- At the shell, find your Windows drive. It will typically be something like /dev/sda1, as seen from KNOPPIX. The following fdisk(1) command will help you find it:
# fdisk -l /dev/sd?
- Now you’ll need to mount that drive to access it:
# mkdir /tmp/mount # mount /dev/sda1 /tmp/mount # cd /tmp/mount
- Change to the System32 directory under the Windows directory in your temporary mountpoint. Note that depending on your OS version, this may have a different case sensitivity. It may be “Windows”, “WINDOWS”, or “WinNT”.
# cd /tmp/mount/WINDOWS/System32
- Now we can preserve and copy files that will help us get into the machine. In this next step, we’re going to back up a copy of “sethc.exe” to the root of the C:\ drive. This is a backup copy we’ll use to restore later, once we’re able to log into the machine.
# cp -v sethc.exe /tmp/mount/ # cp -v cmd.exe sethc.exe
- Now you can unmount the drive, shut down your machine, disconnect the KNOPPIX DVD and boot back up to the drive natively, back to the point where you forgot the Administrator or user’s password.
# cd / # umount /tmp/mount/ # sync # poweroff

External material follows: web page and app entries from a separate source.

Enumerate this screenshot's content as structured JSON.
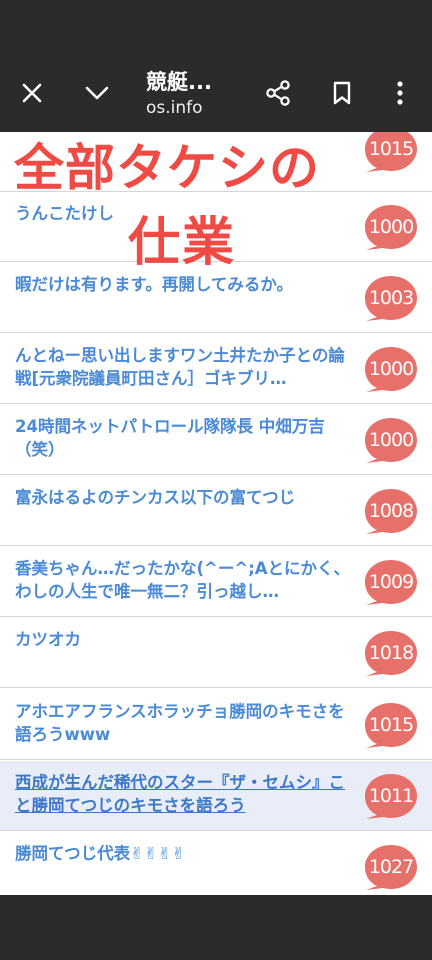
{
  "toolbar": {
    "title": "競艇...",
    "url": "os.info"
  },
  "overlay": {
    "line1": "全部タケシの",
    "line2": "仕業"
  },
  "threads": [
    {
      "title": "",
      "count": "1015"
    },
    {
      "title": "うんこたけし",
      "count": "1000"
    },
    {
      "title": "暇だけは有ります。再開してみるか。",
      "count": "1003"
    },
    {
      "title": "んとねー思い出しますワン土井たか子との論戦[元衆院議員町田さん］ゴキブリ…",
      "count": "1000"
    },
    {
      "title": "24時間ネットパトロール隊隊長 中畑万吉（笑）",
      "count": "1000"
    },
    {
      "title": "富永はるよのチンカス以下の富てつじ",
      "count": "1008"
    },
    {
      "title": "香美ちゃん…だったかな(^ー^;Aとにかく、わしの人生で唯一無二？引っ越し…",
      "count": "1009"
    },
    {
      "title": "カツオカ",
      "count": "1018"
    },
    {
      "title": "アホエアフランスホラッチョ勝岡のキモさを語ろうwww",
      "count": "1015"
    },
    {
      "title": "西成が生んだ稀代のスター『ザ・セムシ』こと勝岡てつじのキモさを語ろう",
      "count": "1011"
    },
    {
      "title": "勝岡てつじ代表✌✌✌✌",
      "count": "1027"
    }
  ],
  "colors": {
    "badge": "#e8706a",
    "link": "#4a8ad6",
    "overlay": "#f04a45",
    "bar": "#2b2b2b"
  },
  "icons": [
    "close-icon",
    "chevron-down-icon",
    "share-icon",
    "bookmark-icon",
    "more-vert-icon"
  ]
}
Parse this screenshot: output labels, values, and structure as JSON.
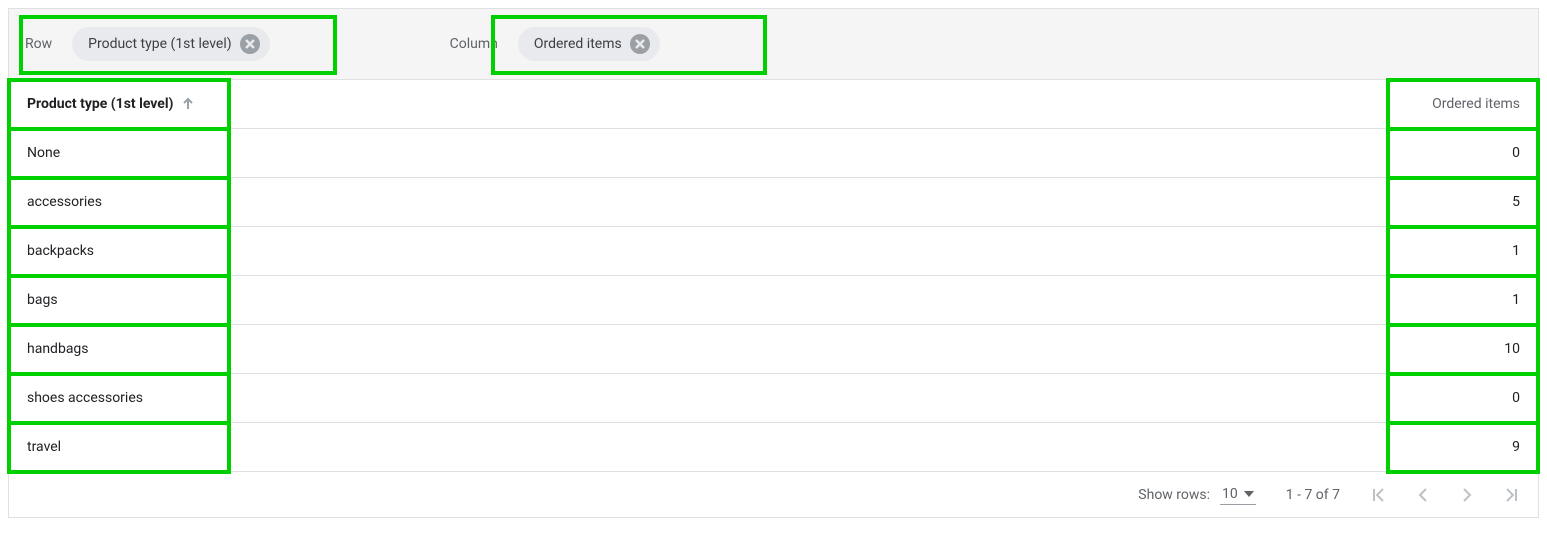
{
  "config": {
    "row_label": "Row",
    "row_chip": "Product type (1st level)",
    "column_label": "Column",
    "column_chip": "Ordered items"
  },
  "table": {
    "header_dimension": "Product type (1st level)",
    "header_metric": "Ordered items",
    "rows": [
      {
        "dim": "None",
        "val": "0"
      },
      {
        "dim": "accessories",
        "val": "5"
      },
      {
        "dim": "backpacks",
        "val": "1"
      },
      {
        "dim": "bags",
        "val": "1"
      },
      {
        "dim": "handbags",
        "val": "10"
      },
      {
        "dim": "shoes accessories",
        "val": "0"
      },
      {
        "dim": "travel",
        "val": "9"
      }
    ]
  },
  "footer": {
    "show_rows_label": "Show rows:",
    "page_size": "10",
    "range_text": "1 - 7 of 7"
  }
}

- Once your machine has fully booted, after you see the logon screen, press the SHIFT key five times. Do not hit Ctrl-Alt-Del here, just hit [shift] 5 times in a row. If you’ve done it right, you should see a Windows command prompt where you can enter the following command to reset the Windows password.
C:\Windows\System32\net user Administrator MyNewPassw0rd
Or if you need to just reset a non-Administrator account password, replace ‘Administrator’ in the above command with the appropriate username. If you don’t know your user name, just type the following to get list the available user names:
- You should now be able to log on with the new password you just created.
- Don’t forget to restore C:\seth.exe to C:\Windows\System32\seth.exe, or anyone with access to your machine will be able to use the same trick to reset your password and breach your account! To do that, follow the same steps above (boot to KNOPPIX, mount drive, copy files) to replace the backed-up copy of the original file. You won’t be able to do this while the machine is booted, as those files are locked and will not be replaceable.
That’s it! Now you’ve got your password recovered, and you can log in without issues.
Note: If you want to prevent someone from using this same trick, or using Kon-Boot against your server, you need to install and configure full-disk encryption with a tool like TrueCrypt. Do not use Microsoft’s “Bitlocker” product, as it is easily cracked.